“I haven’t played that much golf,” he said. “Been dealing with some health stuff. It’s nice to get back and get a couple rounds under my belt and get going in a positive direction.”
Memorial Tournament 2022: Finally healthy, Westerville resident Jason Day shoots 68 Saturday at Memorial
Jordan Spieth was one of the early risers in two ways. He went off before 10 am, and he was 3-under for the round and the tournament through six holes. He would jump to 4-under with a birdie on No. 14 before finishing 3-under.
Patrick Cantlay also shot a 69 and had the two biggest highlights of the round with a couple of long eagles on Nos. 7 and 15. At 6-under, like Berger, Cantlay’s not completely out of it.
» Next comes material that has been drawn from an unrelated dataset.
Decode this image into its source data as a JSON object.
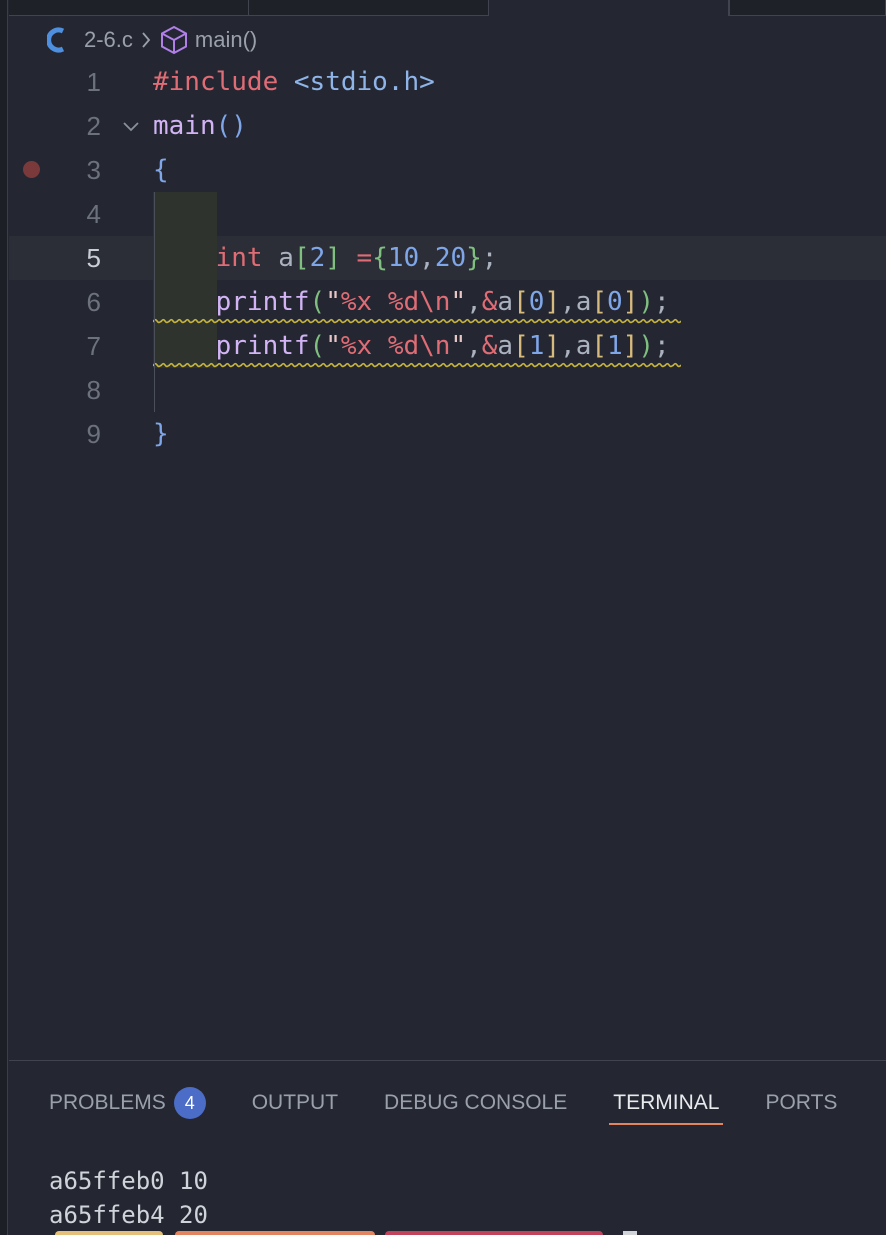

Other biggest movers at the Memorial
Jason Day, Brendan Steele and Sahith Theegala each shot 4-under 68.
Day has dealt with back injuries for the better part of seven years. The one-time world No. 1 player has fallen to 132nd in the world.
“I’m optimistic about where things are going, but I’m trying to be as patient as possible,” he said about regaining his form.
Shot of the day taken by Patrick Cantlay at Memorial Tournament
Cantlay’s were good, but not as good as Day from the middle of the fairway for an eagle on No. 3. He said he was in a divot when hitting this shot, which spun beautifully down the slope into the hole.
And why not a second ridiculous shot on the very next hole?
Smith deserves some recognition, too. He had to chip over a lip of rough that impeded his line to the hole. But he also had to land it soft enough just to stay on the ground and not roll off the front.
A proper golf shot.
oddity of the day at the Memorial Tournament courtesy of Mito Periera
Mito Periera thought he had a birdie on the 14th hole walking to the 15th tee, but it was fairly obvious to rules officials that it was par.
Pereira’s chip off the green at 14 rolled to the edge of the cup and didn’t fall in when he approached it. Without touching it, and with his caddy very delicately removing the pin without touching the ball, Pereira’s ball fell in, so he recorded a three.
But officials believed Pereira didn’t address his ball in the time required by the rules, so it was changed to par, according to the Palm Beach Post. The associated rule, 13.3, says, “If any part of your ball is overhanging the lip, you are allowed a reasonable time to reach the hole and then a further 10 seconds to wait and see whether it will drop.”
“They said it was 30 (seconds),” Pereira said. “Pretty long but I don’t think it was 30. I think it’s not a very good rule, but it is what it is.”
One of us
Luke List had a miserable 17th hole to take him from four shots back to seven shots back and finish his round even par. But Corey Conners owns the day for a moment that “one of us” might be responsible for.
On No. 1, Conners hit a lovely chip shot inside 3 feet to save par. However, Conners missed it and the putt rolled to 5 feet by the hole. He missed that one as well to finish with a double-bogey.
This article originally appeared on The Columbus Dispatch: Billy Horschel sprints ahead in 3rd round of Memorial Tournament